More than 75% of women with Opioid Use Disorder report having had an unintended pregnancy, but they are less likely to use effective contraception compared to women who do not use drugs. Results from a multi-year trial found that a two-part intervention featuring co-located contraceptive services in opioid treatment programs and financial incentives could offer an effective solution.
Loyola Medicine’s Opioid Task Force, in partnership with the Cook County Sheriff’s Department, is organizing a Medication Take Back Day for community members, patients and colleagues to safely dispose of their old medications on Friday, June 11 from 10 am – 2 pm in the Loyola Outpatient Center (2160 S. First Ave., Maywood).
Amid the rising toll of opioid overdoses and deaths in the U.S., several states are considering laws enabling civil commitment for involuntary treatment of patients with substance use disorders (SUDs). Most addiction medicine physicians support civil commitment for SUD treatment – but others strongly oppose this approach, reports a survey study in Journal of Addiction Medicine, the official journal of the American Society of Addiction Medicine (ASAM). The journal is published in the Lippincott portfolio by Wolters Kluwer.
UC Davis researchers develop PsychLight, a sensor that could be used in discovering new treatments for mental illness, in neuroscience research and to detect drugs of abuse.
DALLAS – Jan. 13, 2021 – A new treatment that combines two existing medications may provide long-sought relief for many battling debilitating methamphetamine use disorder, according to a study to be published tomorrow in The New England Journal of Medicine.
Abandoned Buildings, Fear of Calling Police Contribute to High Rate of Fatal Overdoses in Philadelphia, New Study Shows
In the midst of the COVID-19 pandemic, opioid misuse and addiction continue to devastate communities around the US.
In May, ambulance data recorded a 42 percent increase in overdose-related calls, nationwide In 2019, nearly 72,000 Americans died from drug overdoses, with many involving opioids.

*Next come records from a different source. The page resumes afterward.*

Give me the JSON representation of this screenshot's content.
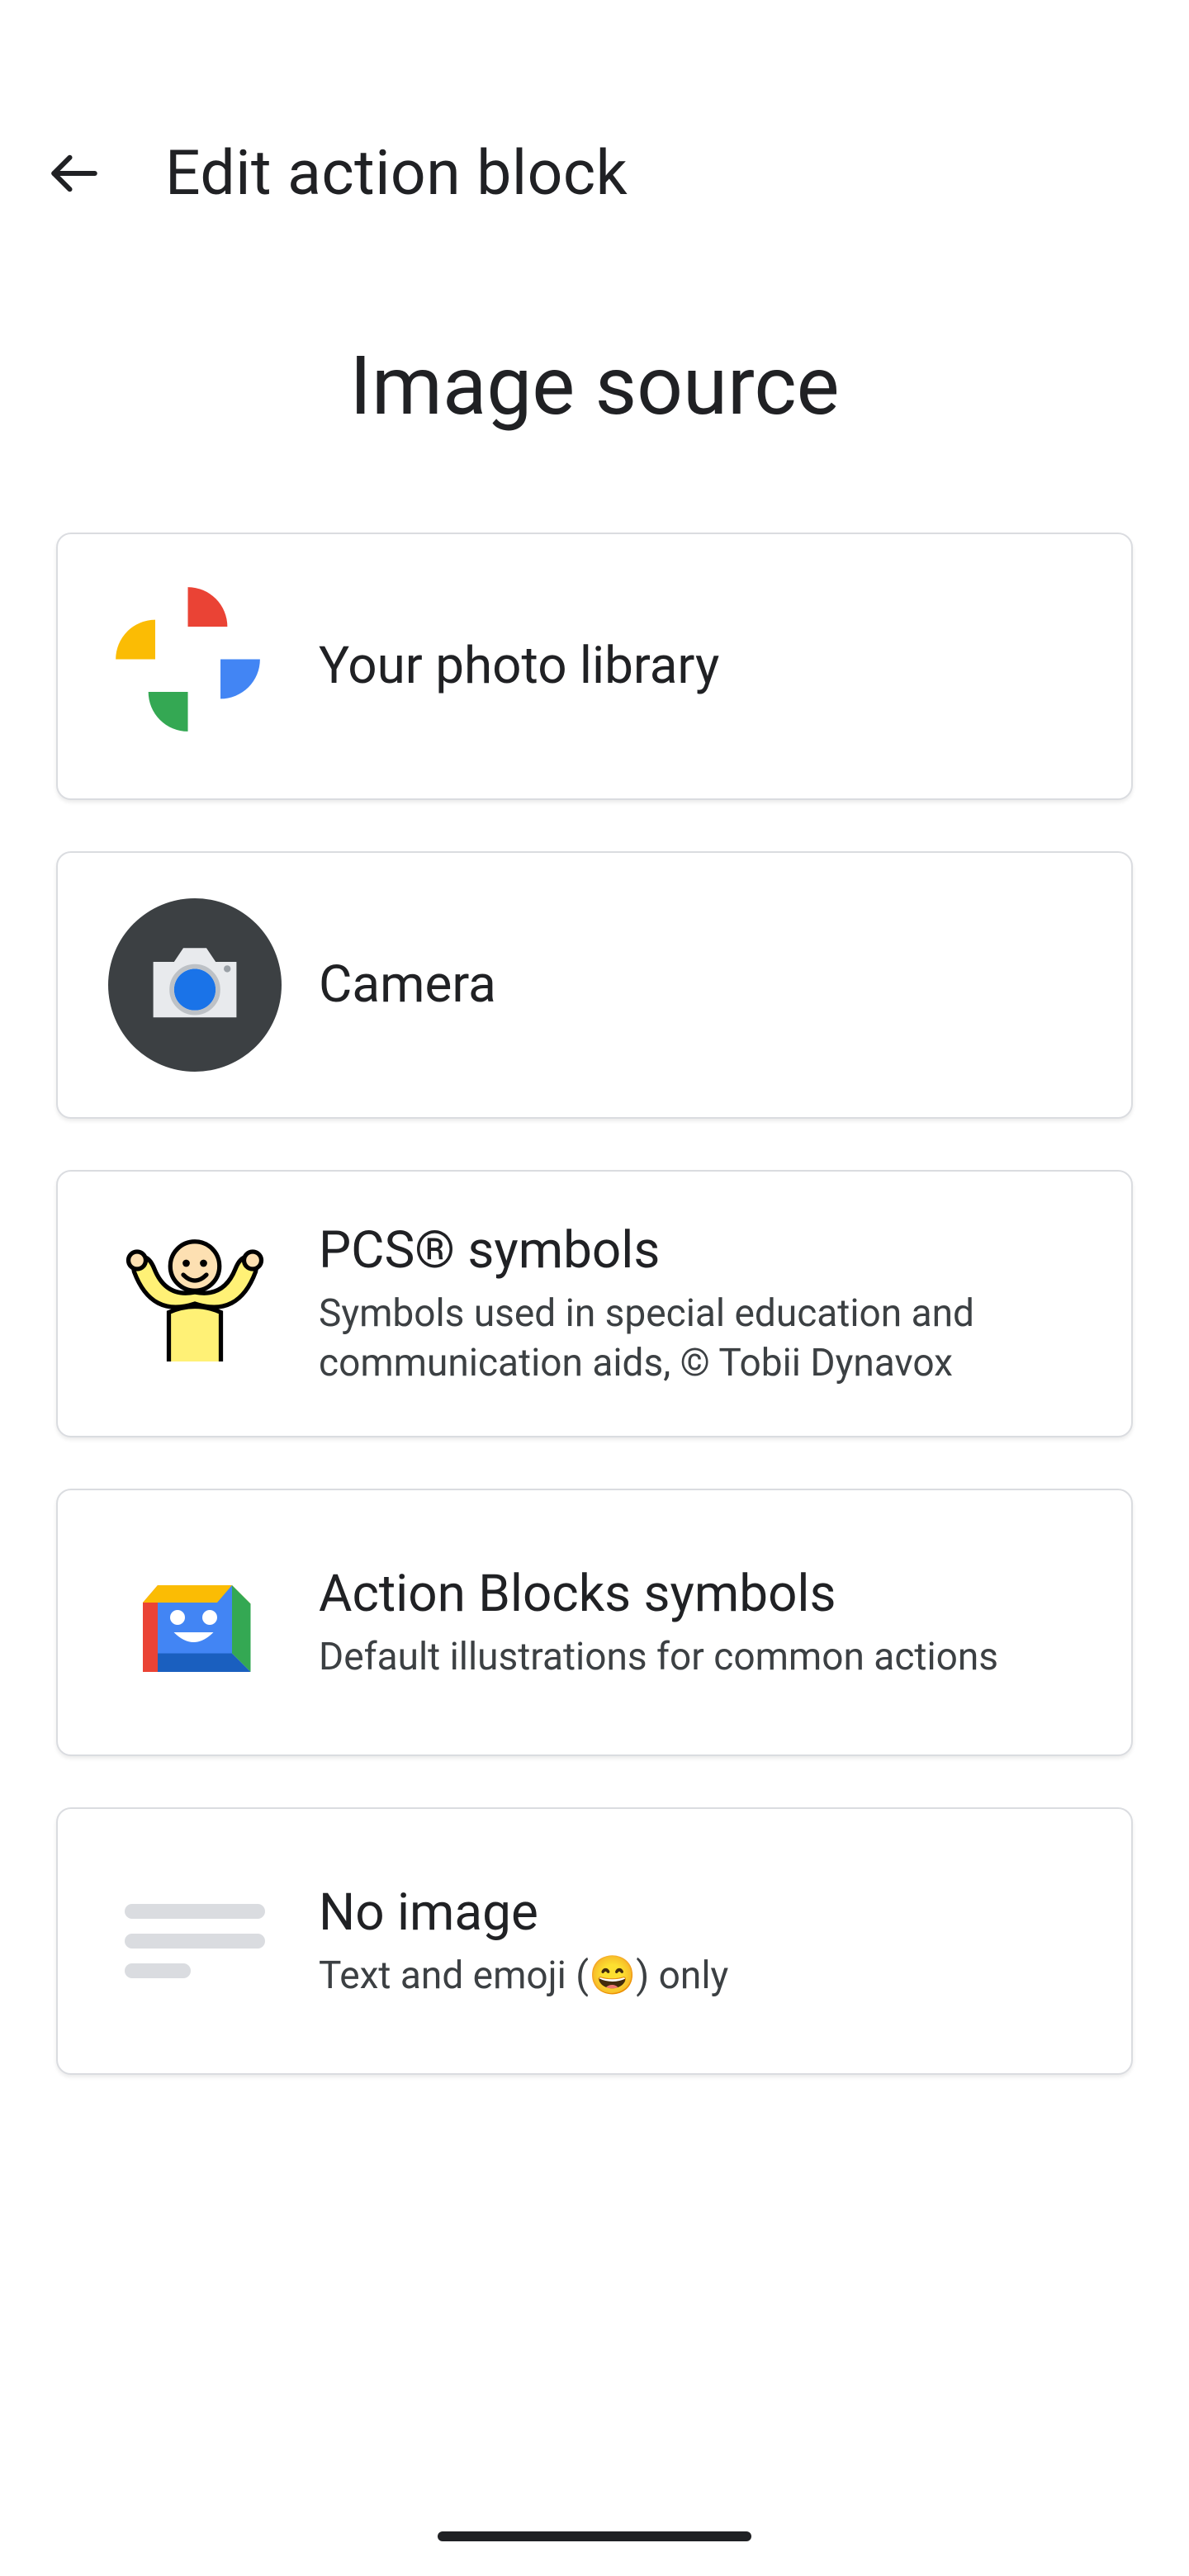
{
  "header": {
    "title": "Edit action block"
  },
  "section_title": "Image source",
  "options": {
    "photo_library": {
      "title": "Your photo library"
    },
    "camera": {
      "title": "Camera"
    },
    "pcs": {
      "title": "PCS® symbols",
      "description": "Symbols used in special education and communication aids, © Tobii Dynavox"
    },
    "action_blocks": {
      "title": "Action Blocks symbols",
      "description": "Default illustrations for common actions"
    },
    "no_image": {
      "title": "No image",
      "description": "Text and emoji (😄) only"
    }
  }
}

With the emergence of the SARS-CoV-2 pandemic, many experts — including those at UC…
Concussions can have a compounding effect on children, leading to long-term cognitive, behavioral, and emotional health consequences, according to researchers at The University of Texas Health Science Center at Houston (UTHealth), who published their findings in the American Journal of Sports Medicine.
During the COVID-19 pandemic, Johns Hopkins Medicine Media Relations is focused on disseminating current, accurate and useful information to the public via the media. As part of that effort, we are distributing our “COVID-19 Tip Sheet: Story Ideas from Johns Hopkins” every Tuesday throughout the duration of the outbreak.

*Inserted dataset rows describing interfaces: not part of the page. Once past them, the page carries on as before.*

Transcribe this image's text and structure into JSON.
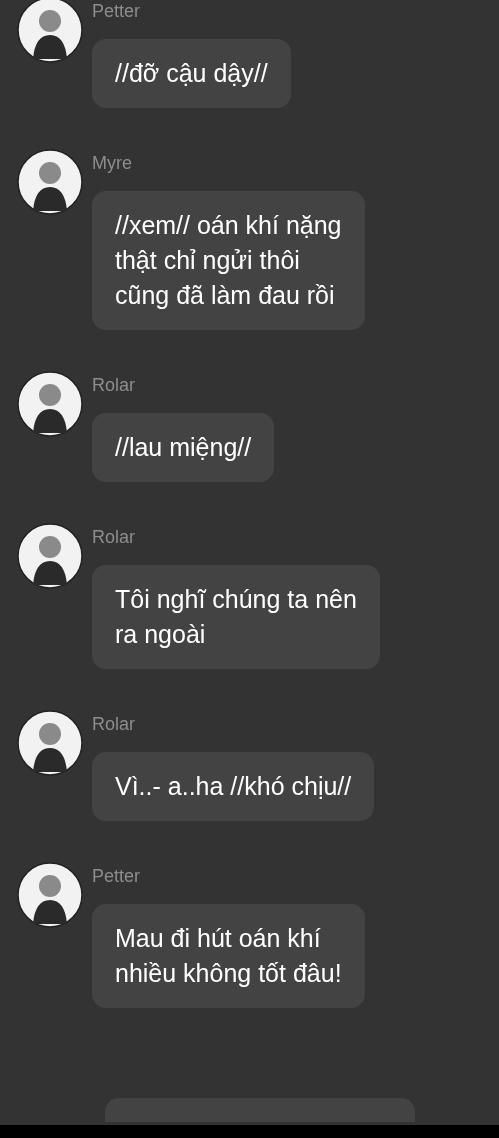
{
  "messages": [
    {
      "sender": "Petter",
      "text": "//đỡ cậu dậy//"
    },
    {
      "sender": "Myre",
      "text": "//xem// oán khí nặng\nthật chỉ ngửi thôi\ncũng đã làm đau rồi"
    },
    {
      "sender": "Rolar",
      "text": "//lau miệng//"
    },
    {
      "sender": "Rolar",
      "text": "Tôi nghĩ chúng ta nên\nra ngoài"
    },
    {
      "sender": "Rolar",
      "text": "Vì..- a..ha //khó chịu//"
    },
    {
      "sender": "Petter",
      "text": "Mau đi hút oán khí\nnhiều không tốt đâu!"
    }
  ]
}
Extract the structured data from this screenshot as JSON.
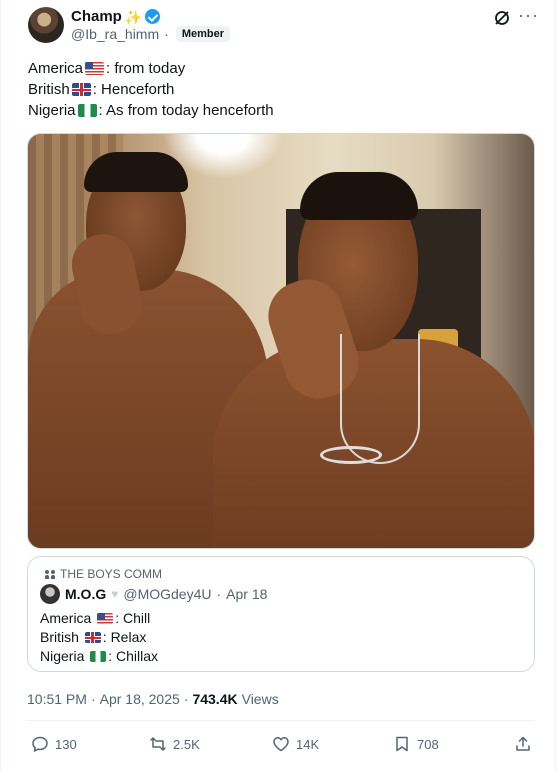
{
  "author": {
    "name": "Champ",
    "handle": "@Ib_ra_himm",
    "separator": "·",
    "badge": "Member",
    "sparkle": "✨"
  },
  "tweet": {
    "lines": [
      {
        "prefix": "America",
        "flag": "us",
        "suffix": ": from today"
      },
      {
        "prefix": "British",
        "flag": "uk",
        "suffix": ": Henceforth"
      },
      {
        "prefix": "Nigeria",
        "flag": "ng",
        "suffix": ": As from today henceforth"
      }
    ]
  },
  "quoted": {
    "community": "THE BOYS COMM",
    "name": "M.O.G",
    "handle": "@MOGdey4U",
    "dot": "·",
    "date": "Apr 18",
    "lines": [
      {
        "prefix": "America ",
        "flag": "us",
        "suffix": ": Chill"
      },
      {
        "prefix": "British ",
        "flag": "uk",
        "suffix": ": Relax"
      },
      {
        "prefix": "Nigeria ",
        "flag": "ng",
        "suffix": ": Chillax"
      }
    ]
  },
  "meta": {
    "time": "10:51 PM",
    "dot1": "·",
    "date": "Apr 18, 2025",
    "dot2": "·",
    "views_count": "743.4K",
    "views_label": "Views"
  },
  "actions": {
    "replies": "130",
    "reposts": "2.5K",
    "likes": "14K",
    "bookmarks": "708"
  },
  "colors": {
    "verified": "#1d9bf0",
    "text": "#0f1419",
    "secondary": "#536471",
    "border": "#cfd9de"
  },
  "icons": [
    "verified-icon",
    "grok-icon",
    "more-icon",
    "community-icon",
    "reply-icon",
    "repost-icon",
    "like-icon",
    "bookmark-icon",
    "share-icon"
  ]
}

Job skills training for low-income youth does more than just help them get better jobs – it makes them significantly less likely than others to use some illicit drugs, even 16 years later.
The COVID-19 pandemic has led to unprecedented levels of unemployment, the need to quickly adapt to new living and working conditions, and uncertainties about our own health and future, leading individuals to experience anxiety, depression, and other mental health conditions…

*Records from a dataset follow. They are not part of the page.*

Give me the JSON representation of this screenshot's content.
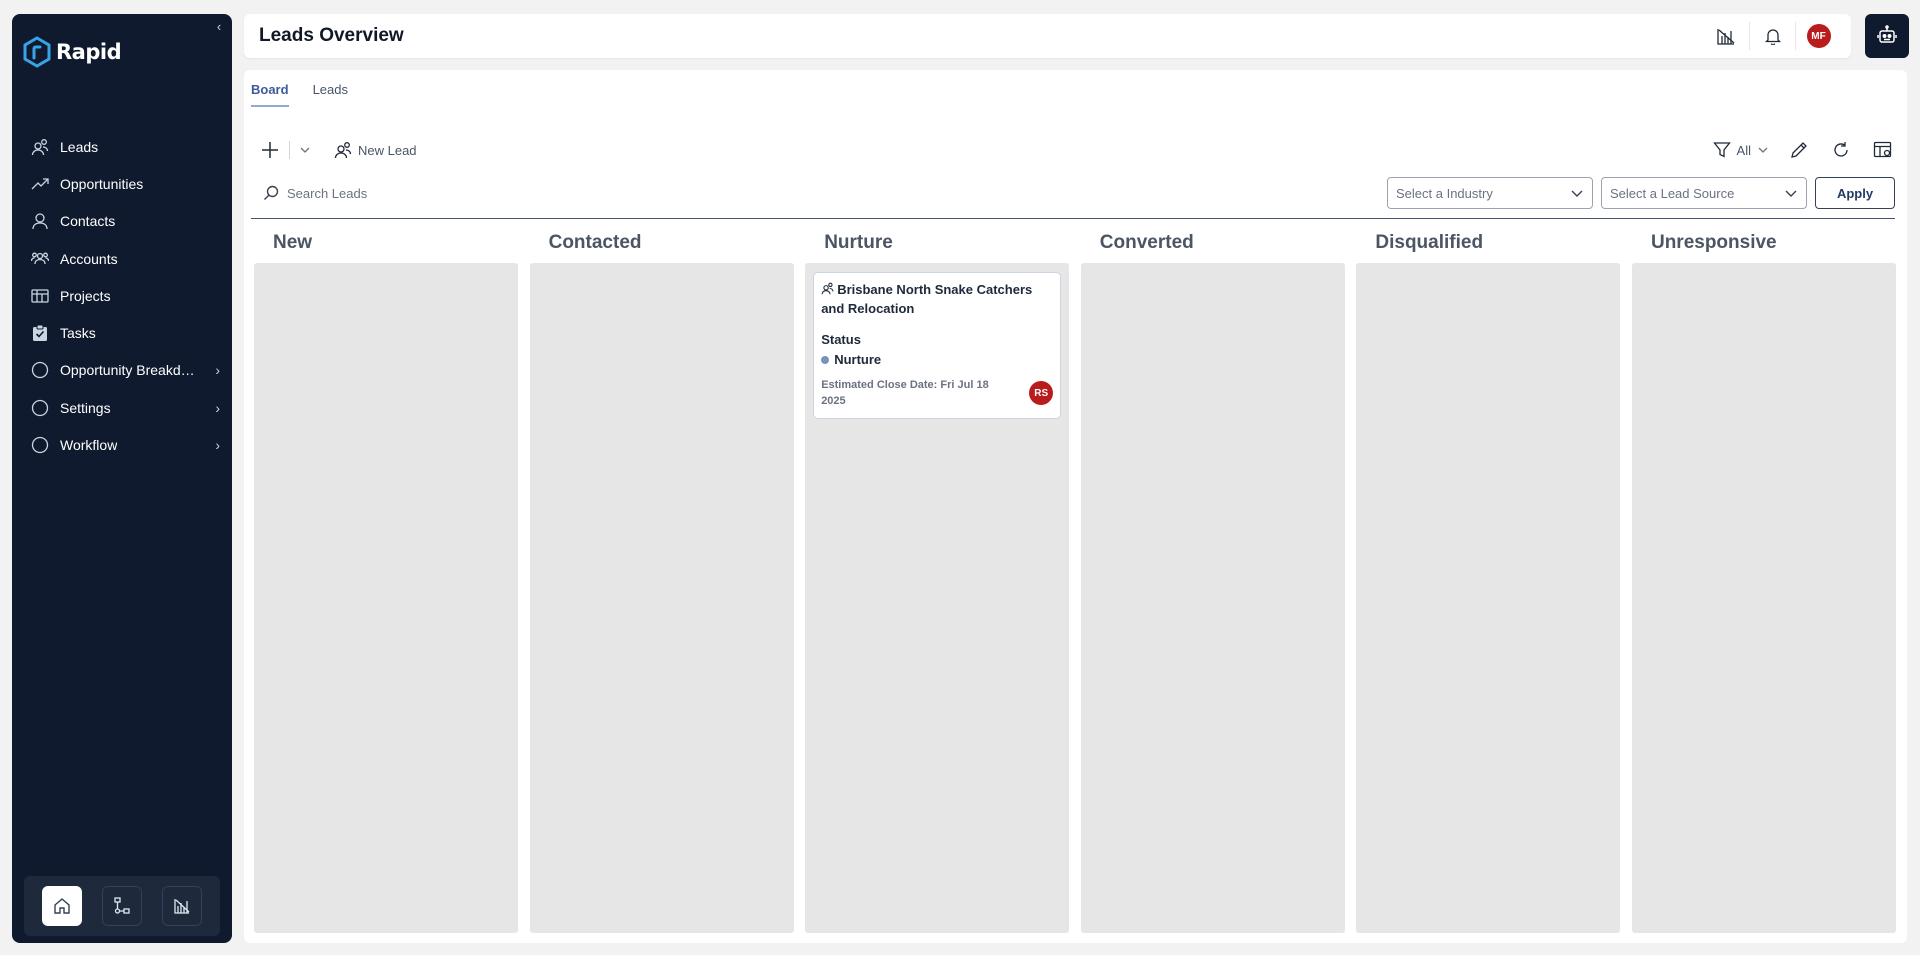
{
  "app": {
    "name": "Rapid"
  },
  "sidebar": {
    "items": [
      {
        "label": "Leads",
        "icon": "leads-icon"
      },
      {
        "label": "Opportunities",
        "icon": "trend-icon"
      },
      {
        "label": "Contacts",
        "icon": "user-icon"
      },
      {
        "label": "Accounts",
        "icon": "accounts-icon"
      },
      {
        "label": "Projects",
        "icon": "projects-icon"
      },
      {
        "label": "Tasks",
        "icon": "tasks-icon"
      },
      {
        "label": "Opportunity Breakdown",
        "icon": "circle-icon",
        "has_children": true
      },
      {
        "label": "Settings",
        "icon": "circle-icon",
        "has_children": true
      },
      {
        "label": "Workflow",
        "icon": "circle-icon",
        "has_children": true
      }
    ],
    "dock": [
      "home-icon",
      "flow-icon",
      "report-icon"
    ]
  },
  "header": {
    "title": "Leads Overview",
    "user_initials": "MF"
  },
  "tabs": [
    {
      "label": "Board",
      "active": true
    },
    {
      "label": "Leads",
      "active": false
    }
  ],
  "toolbar": {
    "new_lead_label": "New Lead",
    "filter_label": "All"
  },
  "search": {
    "placeholder": "Search Leads",
    "industry_placeholder": "Select a Industry",
    "lead_source_placeholder": "Select a Lead Source",
    "apply_label": "Apply"
  },
  "board": {
    "columns": [
      {
        "title": "New",
        "cards": []
      },
      {
        "title": "Contacted",
        "cards": []
      },
      {
        "title": "Nurture",
        "cards": [
          {
            "title": "Brisbane North Snake Catchers and Relocation",
            "status_label": "Status",
            "status": "Nurture",
            "close_date": "Estimated Close Date: Fri Jul 18 2025",
            "owner_initials": "RS"
          }
        ]
      },
      {
        "title": "Converted",
        "cards": []
      },
      {
        "title": "Disqualified",
        "cards": []
      },
      {
        "title": "Unresponsive",
        "cards": []
      }
    ]
  },
  "colors": {
    "sidebar_bg": "#0f1a2e",
    "avatar_red": "#b91c1c",
    "column_bg": "#e6e6e6",
    "tab_active": "#3b5b9a"
  }
}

Antibiotic treatment — which depletes gut microbes — drastically changes the parts of a rat’s brain that are activated during opioid addiction and withdrawal.
The need to prevent and rapidly treat opioid overdoses is in the spotlight. But a new study suggests more focus is needed on the risk of alcohol overdoses among people who use opioids of all kinds, and other drugs. Ninety percent of residential recovery center patients surveyed had overdosed on alcohol at least once, and 80 percent of them said that at the time of their overdose, they had also been taking other drugs.
Hardly a day goes by without the public being warned about the dangers of opioids. But still, according to the National Institute on Drug Abuse, more than 130 people die every day of opioid overdose and the problem is getting worse. A Houston Methodist pain specialist says new advancements in pain management are giving patients options.